One Brother & Sisterhood, a U.S. based Liberian organization comprising 12 women and one man, over the weekend presented gift items worth over L$65,000 to orphans at the Susie Guenter’s Orphanage, a Ministry of Jahjet Children’s Outreach Mission on ELWA/RIA highway, outside Monrovia.
Friday’s gift items included three bags of 25kg rice, a carton of sugar, chicken, copybooks, and onions.
Other items were bags of Irish potatoes, a gallon of vegetable oil, a carton of tomato paste, a giant-size jar of margarine, several pieces of plastic cups and a carton of coloring pencils.
Susie Guenter, who represented the Susie Guenter’s Orphanage, expressed gratitude to Mrs. Sawyer for the items, adding: “Little is much when God is in it.”
Ms. Guenter’s statement was followed by a choral rendition from the orphans, which moved Mrs. Sawyer and those who accompanied her to the mission to tears.
The Mission, according to Ms. Guenter, was founded by the late Jefferson A. Zeon and his wife, Helena D. Zeon, in 1997, when they recognized the need to assist children categorized as orphans, semi orphans, abandoned, poor and destitute as a result of the country’s civil crises.
At present, the home hosts 21 children, including 10 girls and 11 boys.
The mission also hosts the FOCUS Liberia School, which was founded to champion the cause of better education in Liberia and to create a productive environment for the youth.
A representative of the group in Liberia, Thelma E. Duncan Sawyer, told the Daily Observer shortly after she presented the items to the head of the orphanage that the most effective use of donations is “where [it’s] most needed, as it gives us the maximum flexibility to direct funds in accordance with current and most urgent needs across our international network.
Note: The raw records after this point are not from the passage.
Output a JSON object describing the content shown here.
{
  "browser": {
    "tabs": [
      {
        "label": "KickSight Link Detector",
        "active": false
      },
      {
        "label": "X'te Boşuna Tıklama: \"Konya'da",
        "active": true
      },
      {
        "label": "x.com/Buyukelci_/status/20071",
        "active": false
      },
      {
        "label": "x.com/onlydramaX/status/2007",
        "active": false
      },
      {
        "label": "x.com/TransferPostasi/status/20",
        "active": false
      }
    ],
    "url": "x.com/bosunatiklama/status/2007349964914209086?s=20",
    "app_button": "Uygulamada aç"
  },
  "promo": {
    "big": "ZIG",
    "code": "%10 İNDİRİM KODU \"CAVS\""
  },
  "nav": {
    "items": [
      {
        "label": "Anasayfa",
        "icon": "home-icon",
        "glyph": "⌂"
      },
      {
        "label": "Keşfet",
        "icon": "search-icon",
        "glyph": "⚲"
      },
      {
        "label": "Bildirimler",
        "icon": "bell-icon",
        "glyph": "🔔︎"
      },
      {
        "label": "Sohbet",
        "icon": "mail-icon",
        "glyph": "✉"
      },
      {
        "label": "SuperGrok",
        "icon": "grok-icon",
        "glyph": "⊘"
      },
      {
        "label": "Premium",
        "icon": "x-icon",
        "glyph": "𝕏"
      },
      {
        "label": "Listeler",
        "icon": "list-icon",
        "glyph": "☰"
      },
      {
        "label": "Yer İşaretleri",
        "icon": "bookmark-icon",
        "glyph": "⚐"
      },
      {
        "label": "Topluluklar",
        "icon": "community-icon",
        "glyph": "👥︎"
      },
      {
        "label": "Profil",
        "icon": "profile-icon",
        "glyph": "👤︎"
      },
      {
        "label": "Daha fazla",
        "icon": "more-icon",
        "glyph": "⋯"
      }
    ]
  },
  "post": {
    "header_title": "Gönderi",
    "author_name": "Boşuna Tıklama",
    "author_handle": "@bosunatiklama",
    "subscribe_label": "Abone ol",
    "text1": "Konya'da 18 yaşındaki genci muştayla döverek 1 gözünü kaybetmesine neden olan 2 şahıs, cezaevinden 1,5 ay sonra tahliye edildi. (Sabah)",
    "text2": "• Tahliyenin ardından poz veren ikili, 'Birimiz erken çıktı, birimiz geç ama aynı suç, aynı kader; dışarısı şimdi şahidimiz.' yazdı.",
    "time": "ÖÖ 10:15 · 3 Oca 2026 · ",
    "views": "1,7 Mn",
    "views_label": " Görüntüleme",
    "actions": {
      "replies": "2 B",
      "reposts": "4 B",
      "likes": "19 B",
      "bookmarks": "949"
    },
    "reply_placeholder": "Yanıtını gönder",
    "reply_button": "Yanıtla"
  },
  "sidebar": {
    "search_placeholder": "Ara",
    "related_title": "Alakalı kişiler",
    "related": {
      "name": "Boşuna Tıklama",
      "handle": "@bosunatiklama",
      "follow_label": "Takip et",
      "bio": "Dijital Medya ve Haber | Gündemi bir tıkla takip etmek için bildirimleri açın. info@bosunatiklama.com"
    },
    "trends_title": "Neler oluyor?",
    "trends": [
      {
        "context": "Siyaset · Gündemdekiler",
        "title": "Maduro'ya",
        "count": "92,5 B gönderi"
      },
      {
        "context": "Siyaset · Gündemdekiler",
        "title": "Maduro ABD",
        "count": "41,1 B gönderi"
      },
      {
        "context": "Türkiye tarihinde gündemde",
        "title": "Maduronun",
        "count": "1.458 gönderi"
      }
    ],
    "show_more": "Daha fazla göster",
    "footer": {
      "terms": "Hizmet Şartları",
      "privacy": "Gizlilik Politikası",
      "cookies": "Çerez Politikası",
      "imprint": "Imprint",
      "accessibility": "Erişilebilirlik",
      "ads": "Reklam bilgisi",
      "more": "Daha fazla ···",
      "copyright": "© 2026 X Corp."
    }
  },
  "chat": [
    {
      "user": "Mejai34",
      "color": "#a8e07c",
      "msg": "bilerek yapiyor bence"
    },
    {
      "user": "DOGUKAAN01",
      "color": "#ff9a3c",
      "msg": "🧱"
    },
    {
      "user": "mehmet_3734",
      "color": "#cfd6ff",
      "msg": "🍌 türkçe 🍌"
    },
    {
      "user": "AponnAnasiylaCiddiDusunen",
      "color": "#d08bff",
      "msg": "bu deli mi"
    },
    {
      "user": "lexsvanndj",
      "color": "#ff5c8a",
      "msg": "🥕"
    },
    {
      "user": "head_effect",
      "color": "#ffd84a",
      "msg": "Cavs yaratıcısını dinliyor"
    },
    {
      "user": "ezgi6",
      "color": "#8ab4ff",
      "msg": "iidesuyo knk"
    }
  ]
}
This is the default designation for every gift, unless the donor specifies other intent.”
The group, which was established 15 years ago, according to Mrs. Sawyer, meets once a year where each member makes a donation that would enable him or her to identify with the less fortunate, including orphans, in Liberia.